╭──

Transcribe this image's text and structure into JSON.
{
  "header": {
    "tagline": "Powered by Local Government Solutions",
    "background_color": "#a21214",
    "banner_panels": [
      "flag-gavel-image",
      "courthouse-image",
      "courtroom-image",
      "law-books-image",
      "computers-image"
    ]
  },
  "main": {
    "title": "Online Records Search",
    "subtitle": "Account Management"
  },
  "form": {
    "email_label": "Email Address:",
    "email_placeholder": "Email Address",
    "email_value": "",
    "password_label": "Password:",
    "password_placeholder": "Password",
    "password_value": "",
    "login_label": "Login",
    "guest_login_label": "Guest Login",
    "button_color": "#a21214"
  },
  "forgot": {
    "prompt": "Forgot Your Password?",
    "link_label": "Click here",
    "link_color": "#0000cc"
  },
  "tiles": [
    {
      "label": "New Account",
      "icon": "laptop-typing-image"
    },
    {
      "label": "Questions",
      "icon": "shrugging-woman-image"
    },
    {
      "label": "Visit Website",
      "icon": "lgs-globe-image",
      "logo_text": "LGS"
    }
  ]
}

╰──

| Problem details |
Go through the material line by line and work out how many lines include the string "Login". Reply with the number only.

| Answer section |
2